WORK REQUIRED> Pick out every line in the data below that holds "笔画查字".

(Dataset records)
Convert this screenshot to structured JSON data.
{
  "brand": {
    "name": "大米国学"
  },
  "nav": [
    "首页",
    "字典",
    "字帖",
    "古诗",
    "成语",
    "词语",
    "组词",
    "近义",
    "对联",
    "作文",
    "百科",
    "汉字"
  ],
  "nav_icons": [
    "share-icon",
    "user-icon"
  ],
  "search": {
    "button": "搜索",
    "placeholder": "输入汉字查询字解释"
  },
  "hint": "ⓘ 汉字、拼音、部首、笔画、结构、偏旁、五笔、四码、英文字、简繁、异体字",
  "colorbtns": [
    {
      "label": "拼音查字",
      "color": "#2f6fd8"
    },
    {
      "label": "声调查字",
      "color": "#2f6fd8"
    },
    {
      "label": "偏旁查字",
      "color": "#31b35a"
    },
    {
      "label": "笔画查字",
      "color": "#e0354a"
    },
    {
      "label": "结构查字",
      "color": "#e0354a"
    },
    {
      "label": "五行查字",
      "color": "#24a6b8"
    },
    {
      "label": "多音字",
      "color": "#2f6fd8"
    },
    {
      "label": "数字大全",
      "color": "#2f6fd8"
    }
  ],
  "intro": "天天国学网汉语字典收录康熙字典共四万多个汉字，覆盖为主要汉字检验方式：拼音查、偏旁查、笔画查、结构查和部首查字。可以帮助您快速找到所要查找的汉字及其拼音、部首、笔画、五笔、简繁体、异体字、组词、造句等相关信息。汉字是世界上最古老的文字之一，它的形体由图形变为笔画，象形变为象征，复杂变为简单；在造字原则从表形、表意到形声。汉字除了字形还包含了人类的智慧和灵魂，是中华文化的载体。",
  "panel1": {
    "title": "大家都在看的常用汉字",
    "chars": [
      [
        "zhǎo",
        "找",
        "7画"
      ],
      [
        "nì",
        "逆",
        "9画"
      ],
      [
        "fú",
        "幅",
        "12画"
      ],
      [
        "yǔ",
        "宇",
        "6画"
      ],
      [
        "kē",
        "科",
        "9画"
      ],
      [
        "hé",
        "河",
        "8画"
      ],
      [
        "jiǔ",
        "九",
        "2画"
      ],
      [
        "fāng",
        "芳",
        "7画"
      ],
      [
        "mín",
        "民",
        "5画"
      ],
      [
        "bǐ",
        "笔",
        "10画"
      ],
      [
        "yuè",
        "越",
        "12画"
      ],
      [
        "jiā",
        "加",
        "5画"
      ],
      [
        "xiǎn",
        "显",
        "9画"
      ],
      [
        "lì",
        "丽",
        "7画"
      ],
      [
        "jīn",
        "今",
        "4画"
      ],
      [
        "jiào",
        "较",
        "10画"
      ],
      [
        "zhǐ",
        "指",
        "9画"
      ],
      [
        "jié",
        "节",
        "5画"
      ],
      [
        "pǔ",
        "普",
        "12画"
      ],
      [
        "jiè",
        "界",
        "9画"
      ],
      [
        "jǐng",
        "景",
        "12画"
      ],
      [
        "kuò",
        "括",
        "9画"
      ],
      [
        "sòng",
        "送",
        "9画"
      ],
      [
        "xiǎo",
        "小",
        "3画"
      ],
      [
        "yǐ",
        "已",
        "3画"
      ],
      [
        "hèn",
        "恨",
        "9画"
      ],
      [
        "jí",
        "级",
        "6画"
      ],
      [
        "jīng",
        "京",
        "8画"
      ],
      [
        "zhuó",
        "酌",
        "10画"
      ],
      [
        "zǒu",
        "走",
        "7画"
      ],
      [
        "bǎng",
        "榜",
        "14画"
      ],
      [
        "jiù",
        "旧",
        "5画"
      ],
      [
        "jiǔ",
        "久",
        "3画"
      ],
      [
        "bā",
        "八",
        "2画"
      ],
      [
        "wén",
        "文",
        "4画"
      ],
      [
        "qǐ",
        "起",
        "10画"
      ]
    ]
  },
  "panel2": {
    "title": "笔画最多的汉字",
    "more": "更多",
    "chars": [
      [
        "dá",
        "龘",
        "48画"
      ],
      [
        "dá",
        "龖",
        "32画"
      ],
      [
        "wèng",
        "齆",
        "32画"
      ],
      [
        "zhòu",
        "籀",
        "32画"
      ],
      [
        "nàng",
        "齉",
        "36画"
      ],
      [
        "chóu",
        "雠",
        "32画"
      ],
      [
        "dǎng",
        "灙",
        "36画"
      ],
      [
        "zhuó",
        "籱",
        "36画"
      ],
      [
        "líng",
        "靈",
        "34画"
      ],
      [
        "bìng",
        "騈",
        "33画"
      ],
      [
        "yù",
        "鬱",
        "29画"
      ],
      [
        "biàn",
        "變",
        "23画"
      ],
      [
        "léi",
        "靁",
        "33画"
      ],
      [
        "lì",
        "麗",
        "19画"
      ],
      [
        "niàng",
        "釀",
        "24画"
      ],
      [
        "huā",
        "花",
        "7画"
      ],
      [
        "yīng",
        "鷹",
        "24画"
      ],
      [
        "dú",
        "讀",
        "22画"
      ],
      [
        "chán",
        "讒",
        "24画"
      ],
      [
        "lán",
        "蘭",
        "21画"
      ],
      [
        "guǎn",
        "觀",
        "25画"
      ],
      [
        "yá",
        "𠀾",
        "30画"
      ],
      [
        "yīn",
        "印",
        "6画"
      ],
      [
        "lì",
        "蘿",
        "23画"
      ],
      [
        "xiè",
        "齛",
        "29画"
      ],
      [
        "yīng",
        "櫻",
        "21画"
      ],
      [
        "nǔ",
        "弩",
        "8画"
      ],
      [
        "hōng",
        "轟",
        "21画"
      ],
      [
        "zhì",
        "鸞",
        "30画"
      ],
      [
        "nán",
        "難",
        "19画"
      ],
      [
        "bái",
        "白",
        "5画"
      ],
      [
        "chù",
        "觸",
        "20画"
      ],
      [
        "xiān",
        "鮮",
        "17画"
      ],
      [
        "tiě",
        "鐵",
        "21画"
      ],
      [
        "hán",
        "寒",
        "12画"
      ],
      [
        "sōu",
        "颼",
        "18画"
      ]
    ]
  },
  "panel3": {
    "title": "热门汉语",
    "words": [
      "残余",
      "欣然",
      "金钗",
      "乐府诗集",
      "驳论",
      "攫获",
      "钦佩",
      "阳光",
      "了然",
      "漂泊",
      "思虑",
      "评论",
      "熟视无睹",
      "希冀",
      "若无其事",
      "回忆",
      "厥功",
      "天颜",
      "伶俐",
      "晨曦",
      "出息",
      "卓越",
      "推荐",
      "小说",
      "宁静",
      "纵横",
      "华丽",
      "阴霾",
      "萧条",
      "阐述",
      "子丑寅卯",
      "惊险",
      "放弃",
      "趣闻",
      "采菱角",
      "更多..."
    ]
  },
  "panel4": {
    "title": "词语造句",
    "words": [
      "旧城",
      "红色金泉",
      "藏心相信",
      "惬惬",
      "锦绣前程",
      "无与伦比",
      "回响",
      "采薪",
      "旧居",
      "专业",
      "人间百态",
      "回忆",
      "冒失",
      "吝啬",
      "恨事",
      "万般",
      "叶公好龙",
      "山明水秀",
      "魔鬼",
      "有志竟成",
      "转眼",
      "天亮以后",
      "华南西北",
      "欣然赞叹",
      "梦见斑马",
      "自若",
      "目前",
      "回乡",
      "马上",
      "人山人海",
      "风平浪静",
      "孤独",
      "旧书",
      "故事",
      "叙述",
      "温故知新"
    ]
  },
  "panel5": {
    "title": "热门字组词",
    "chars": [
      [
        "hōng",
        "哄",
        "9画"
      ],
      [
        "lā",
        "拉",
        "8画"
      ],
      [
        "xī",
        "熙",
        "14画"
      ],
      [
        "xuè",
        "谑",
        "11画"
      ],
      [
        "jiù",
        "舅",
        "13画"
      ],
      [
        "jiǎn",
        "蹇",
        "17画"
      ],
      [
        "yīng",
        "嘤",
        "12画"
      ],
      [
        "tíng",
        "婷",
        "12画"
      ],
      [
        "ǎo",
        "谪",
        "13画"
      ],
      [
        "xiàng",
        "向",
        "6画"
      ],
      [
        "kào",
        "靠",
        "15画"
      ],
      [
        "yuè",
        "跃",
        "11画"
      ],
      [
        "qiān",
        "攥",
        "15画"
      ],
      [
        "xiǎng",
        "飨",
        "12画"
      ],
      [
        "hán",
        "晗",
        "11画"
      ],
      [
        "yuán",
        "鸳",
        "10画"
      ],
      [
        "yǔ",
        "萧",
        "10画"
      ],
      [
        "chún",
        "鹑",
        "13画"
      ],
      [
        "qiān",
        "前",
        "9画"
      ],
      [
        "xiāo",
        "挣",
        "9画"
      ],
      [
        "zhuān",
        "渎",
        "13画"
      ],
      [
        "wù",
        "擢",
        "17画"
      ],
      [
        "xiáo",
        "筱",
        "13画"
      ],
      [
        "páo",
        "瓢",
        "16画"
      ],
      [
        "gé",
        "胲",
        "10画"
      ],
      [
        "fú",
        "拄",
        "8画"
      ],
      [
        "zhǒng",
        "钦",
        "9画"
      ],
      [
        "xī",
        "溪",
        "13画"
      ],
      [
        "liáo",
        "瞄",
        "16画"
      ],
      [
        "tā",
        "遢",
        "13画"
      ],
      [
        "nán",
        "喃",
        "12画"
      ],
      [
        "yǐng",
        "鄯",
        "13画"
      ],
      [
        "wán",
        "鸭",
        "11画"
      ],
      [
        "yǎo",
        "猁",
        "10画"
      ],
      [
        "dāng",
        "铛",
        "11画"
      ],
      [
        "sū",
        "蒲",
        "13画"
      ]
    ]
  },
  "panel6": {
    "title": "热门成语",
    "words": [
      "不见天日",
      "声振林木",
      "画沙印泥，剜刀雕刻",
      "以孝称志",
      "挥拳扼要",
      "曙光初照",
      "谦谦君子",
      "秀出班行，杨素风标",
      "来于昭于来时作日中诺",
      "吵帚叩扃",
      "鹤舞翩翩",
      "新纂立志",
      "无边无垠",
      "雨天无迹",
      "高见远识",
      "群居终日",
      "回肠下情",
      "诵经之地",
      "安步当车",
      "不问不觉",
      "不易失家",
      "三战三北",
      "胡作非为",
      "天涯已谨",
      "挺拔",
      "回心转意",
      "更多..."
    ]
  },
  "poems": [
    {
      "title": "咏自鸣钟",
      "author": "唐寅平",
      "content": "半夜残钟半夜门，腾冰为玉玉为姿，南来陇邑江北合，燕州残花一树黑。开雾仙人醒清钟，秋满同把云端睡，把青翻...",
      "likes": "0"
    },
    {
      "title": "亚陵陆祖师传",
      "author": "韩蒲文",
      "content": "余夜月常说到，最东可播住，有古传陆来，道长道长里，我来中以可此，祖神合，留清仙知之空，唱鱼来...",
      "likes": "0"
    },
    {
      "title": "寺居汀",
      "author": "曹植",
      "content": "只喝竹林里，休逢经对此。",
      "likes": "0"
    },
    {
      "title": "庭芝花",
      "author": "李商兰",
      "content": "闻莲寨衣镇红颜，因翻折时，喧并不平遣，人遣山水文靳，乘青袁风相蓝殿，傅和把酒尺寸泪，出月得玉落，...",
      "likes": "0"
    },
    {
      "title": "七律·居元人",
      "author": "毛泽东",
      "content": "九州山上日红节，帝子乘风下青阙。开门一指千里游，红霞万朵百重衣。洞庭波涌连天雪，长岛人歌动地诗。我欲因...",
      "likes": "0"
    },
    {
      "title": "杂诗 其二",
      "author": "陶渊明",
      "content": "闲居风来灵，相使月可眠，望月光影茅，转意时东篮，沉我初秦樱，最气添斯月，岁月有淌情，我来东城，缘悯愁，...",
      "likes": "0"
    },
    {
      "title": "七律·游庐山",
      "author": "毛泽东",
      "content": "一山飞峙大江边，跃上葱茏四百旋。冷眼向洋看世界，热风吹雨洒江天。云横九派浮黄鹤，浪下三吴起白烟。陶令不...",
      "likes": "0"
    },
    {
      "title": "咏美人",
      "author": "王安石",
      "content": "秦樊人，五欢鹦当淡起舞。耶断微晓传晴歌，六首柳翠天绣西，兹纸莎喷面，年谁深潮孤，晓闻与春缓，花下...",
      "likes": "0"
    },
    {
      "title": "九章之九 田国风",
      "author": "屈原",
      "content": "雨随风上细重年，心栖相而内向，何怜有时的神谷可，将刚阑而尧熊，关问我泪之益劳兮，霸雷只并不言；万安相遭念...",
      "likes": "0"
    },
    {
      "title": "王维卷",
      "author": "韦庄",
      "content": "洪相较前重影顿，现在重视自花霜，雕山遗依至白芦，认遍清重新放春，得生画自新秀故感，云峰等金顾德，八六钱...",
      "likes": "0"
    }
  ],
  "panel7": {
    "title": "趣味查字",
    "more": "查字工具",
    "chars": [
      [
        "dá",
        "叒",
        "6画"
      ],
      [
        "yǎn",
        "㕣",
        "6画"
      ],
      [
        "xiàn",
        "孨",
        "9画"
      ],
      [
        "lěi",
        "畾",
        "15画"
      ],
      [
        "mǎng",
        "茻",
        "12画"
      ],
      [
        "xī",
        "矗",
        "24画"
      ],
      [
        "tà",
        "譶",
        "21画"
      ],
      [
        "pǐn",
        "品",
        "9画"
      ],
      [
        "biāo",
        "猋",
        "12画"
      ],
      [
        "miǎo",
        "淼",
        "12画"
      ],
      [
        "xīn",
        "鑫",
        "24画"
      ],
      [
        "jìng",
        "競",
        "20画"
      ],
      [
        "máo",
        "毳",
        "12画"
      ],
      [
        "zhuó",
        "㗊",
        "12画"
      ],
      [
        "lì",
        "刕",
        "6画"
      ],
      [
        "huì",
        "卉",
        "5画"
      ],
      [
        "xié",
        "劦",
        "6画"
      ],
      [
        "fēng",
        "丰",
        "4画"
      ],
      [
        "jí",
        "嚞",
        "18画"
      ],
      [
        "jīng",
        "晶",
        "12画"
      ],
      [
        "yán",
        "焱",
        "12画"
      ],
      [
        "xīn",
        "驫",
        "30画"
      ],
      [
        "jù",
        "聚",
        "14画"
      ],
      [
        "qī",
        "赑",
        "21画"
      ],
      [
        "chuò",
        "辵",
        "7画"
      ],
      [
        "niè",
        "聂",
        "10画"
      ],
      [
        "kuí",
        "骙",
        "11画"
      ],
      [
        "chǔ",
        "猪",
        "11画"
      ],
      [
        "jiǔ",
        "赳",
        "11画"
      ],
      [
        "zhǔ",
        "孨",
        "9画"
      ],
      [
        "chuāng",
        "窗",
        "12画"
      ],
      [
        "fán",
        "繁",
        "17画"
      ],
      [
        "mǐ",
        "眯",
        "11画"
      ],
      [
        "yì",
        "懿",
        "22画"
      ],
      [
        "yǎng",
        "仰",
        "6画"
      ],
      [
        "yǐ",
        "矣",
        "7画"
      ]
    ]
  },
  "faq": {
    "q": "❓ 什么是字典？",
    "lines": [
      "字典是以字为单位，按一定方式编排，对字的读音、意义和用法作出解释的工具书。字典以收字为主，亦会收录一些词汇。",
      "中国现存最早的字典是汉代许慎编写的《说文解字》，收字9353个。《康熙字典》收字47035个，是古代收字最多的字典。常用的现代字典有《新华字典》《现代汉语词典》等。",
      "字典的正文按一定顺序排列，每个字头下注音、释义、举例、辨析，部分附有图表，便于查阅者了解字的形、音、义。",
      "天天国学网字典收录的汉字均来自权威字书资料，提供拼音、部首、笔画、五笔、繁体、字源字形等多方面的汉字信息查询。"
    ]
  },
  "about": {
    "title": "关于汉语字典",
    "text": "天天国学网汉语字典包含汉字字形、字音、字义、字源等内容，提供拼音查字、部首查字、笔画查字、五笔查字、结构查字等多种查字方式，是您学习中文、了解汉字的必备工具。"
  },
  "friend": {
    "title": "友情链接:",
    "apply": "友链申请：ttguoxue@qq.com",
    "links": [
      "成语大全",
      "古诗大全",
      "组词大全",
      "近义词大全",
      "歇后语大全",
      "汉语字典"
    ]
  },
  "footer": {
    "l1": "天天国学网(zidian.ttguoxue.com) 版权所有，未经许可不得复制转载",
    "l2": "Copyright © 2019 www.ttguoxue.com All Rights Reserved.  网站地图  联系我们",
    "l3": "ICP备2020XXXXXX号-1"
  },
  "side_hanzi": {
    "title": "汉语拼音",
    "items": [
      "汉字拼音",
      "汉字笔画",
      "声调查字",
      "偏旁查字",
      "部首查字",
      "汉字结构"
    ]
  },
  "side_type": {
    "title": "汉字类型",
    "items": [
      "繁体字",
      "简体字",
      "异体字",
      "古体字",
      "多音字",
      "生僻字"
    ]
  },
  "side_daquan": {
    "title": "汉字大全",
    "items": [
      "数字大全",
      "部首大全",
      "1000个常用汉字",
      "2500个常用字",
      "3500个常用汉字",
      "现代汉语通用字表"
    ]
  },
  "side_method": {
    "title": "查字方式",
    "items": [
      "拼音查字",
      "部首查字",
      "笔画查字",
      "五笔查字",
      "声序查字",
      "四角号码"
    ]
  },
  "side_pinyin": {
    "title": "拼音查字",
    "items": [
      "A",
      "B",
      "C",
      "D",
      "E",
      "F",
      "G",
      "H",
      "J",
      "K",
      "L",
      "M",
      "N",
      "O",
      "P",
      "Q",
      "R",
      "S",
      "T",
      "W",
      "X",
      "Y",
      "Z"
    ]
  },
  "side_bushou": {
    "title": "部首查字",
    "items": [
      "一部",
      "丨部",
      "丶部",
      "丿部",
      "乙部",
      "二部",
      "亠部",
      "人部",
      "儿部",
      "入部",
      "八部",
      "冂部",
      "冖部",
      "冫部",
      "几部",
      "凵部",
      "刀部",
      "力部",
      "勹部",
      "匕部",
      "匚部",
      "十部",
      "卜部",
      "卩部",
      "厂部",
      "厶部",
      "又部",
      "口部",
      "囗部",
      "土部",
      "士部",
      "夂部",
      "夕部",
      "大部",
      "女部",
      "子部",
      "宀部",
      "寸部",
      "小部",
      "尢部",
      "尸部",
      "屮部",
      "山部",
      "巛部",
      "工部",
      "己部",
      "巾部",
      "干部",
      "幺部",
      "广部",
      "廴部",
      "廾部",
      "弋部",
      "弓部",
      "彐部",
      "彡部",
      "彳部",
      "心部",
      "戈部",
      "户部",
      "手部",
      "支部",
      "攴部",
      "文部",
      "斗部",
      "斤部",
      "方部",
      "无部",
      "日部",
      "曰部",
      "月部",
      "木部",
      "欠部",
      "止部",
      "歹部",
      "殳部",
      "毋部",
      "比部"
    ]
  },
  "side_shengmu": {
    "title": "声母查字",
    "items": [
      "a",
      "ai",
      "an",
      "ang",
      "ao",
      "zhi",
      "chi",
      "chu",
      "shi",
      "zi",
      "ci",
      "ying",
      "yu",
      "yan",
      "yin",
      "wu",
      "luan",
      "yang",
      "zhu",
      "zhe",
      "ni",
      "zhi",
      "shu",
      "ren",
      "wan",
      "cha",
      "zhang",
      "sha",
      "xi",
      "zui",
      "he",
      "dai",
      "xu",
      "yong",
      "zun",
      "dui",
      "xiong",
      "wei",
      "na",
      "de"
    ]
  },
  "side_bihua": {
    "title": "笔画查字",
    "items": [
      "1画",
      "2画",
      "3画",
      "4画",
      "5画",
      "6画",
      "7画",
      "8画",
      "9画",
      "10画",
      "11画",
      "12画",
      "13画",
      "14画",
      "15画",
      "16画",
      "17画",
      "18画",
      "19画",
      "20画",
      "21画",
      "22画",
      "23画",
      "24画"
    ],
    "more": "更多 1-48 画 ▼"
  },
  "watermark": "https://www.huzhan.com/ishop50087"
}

RESPONSE AREA>
      "label": "笔画查字",
    "text": "天天国学网汉语字典包含汉字字形、字音、字义、字源等内容，提供拼音查字、部首查字、笔画查字、五笔查字、结构查字等多种查字方式，是您学习中文、了解汉字的必备工具。"
      "笔画查字",
    "title": "笔画查字",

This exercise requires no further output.